WHAT YOU NEED TO DO — If a line in the entries contains the word "otpreme", list it.
START INFORMATION SHOWN
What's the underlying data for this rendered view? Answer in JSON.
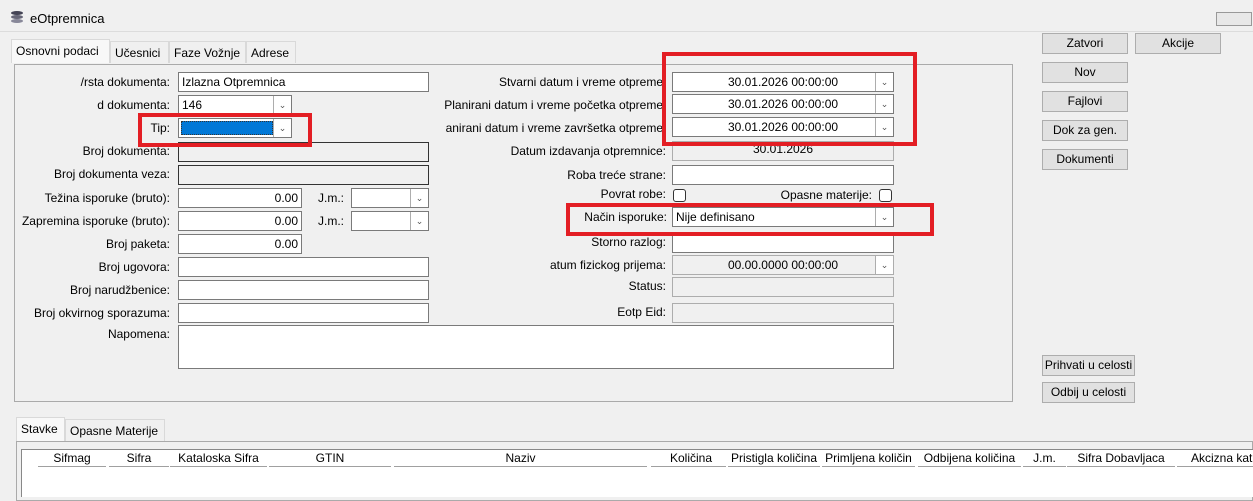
{
  "window": {
    "title": "eOtpremnica"
  },
  "tabs": [
    {
      "label": "Osnovni podaci"
    },
    {
      "label": "Učesnici"
    },
    {
      "label": "Faze Vožnje"
    },
    {
      "label": "Adrese"
    }
  ],
  "left": {
    "vrsta_label": "/rsta dokumenta:",
    "vrsta_value": "Izlazna Otpremnica",
    "id_label": "d dokumenta:",
    "id_value": "146",
    "tip_label": "Tip:",
    "tip_value": "",
    "broj_label": "Broj dokumenta:",
    "broj_value": "",
    "veza_label": "Broj dokumenta veza:",
    "veza_value": "",
    "tezina_label": "Težina isporuke (bruto):",
    "tezina_value": "0.00",
    "jm_label": "J.m.:",
    "zapremina_label": "Zapremina isporuke (bruto):",
    "zapremina_value": "0.00",
    "jm2_label": "J.m.:",
    "paketa_label": "Broj paketa:",
    "paketa_value": "0.00",
    "ugovora_label": "Broj ugovora:",
    "ugovora_value": "",
    "narudzbenice_label": "Broj narudžbenice:",
    "narudzbenice_value": "",
    "okvirnog_label": "Broj okvirnog sporazuma:",
    "okvirnog_value": "",
    "napomena_label": "Napomena:",
    "napomena_value": ""
  },
  "right": {
    "stvarni_label": "Stvarni datum i vreme otpreme",
    "stvarni_value": "30.01.2026 00:00:00",
    "pocetak_label": "Planirani datum i vreme početka otpreme",
    "pocetak_value": "30.01.2026 00:00:00",
    "zavrsetak_label": "anirani datum i vreme završetka otpreme",
    "zavrsetak_value": "30.01.2026 00:00:00",
    "izdavanja_label": "Datum izdavanja otpremnice:",
    "izdavanja_value": "30.01.2026",
    "roba_label": "Roba treće strane:",
    "roba_value": "",
    "povrat_label": "Povrat robe:",
    "opasne_label": "Opasne materije:",
    "nacin_label": "Način isporuke:",
    "nacin_value": "Nije definisano",
    "storno_label": "Storno razlog:",
    "storno_value": "",
    "prijem_label": "atum fizickog prijema:",
    "prijem_value": "00.00.0000 00:00:00",
    "status_label": "Status:",
    "status_value": "",
    "eid_label": "Eotp Eid:",
    "eid_value": ""
  },
  "buttons": {
    "zatvori": "Zatvori",
    "akcije": "Akcije",
    "nov": "Nov",
    "fajlovi": "Fajlovi",
    "dok_za_gen": "Dok za gen.",
    "dokumenti": "Dokumenti",
    "prihvati": "Prihvati u celosti",
    "odbij": "Odbij u celosti"
  },
  "bottom_tabs": [
    {
      "label": "Stavke"
    },
    {
      "label": "Opasne Materije"
    }
  ],
  "table": {
    "columns": [
      "Sifmag",
      "Sifra",
      "Kataloska Sifra",
      "GTIN",
      "Naziv",
      "Količina",
      "Pristigla količina",
      "Primljena količin",
      "Odbijena količina",
      "J.m.",
      "Sifra Dobavljaca",
      "Akcizna kat"
    ]
  },
  "colors": {
    "highlight": "#e31e24",
    "selection": "#0078d7"
  }
}
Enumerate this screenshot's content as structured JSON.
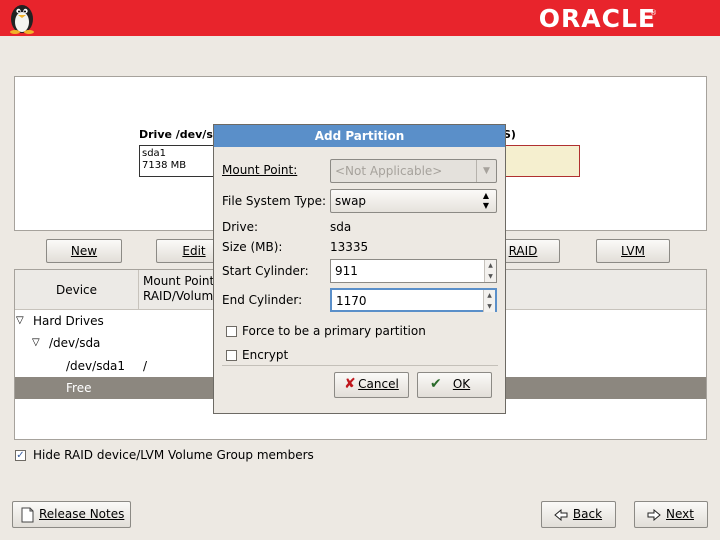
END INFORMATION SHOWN
TASK ANSWER —
    "stvarni_label": "Stvarni datum i vreme otpreme",
    "pocetak_label": "Planirani datum i vreme početka otpreme",
    "zavrsetak_label": "anirani datum i vreme završetka otpreme",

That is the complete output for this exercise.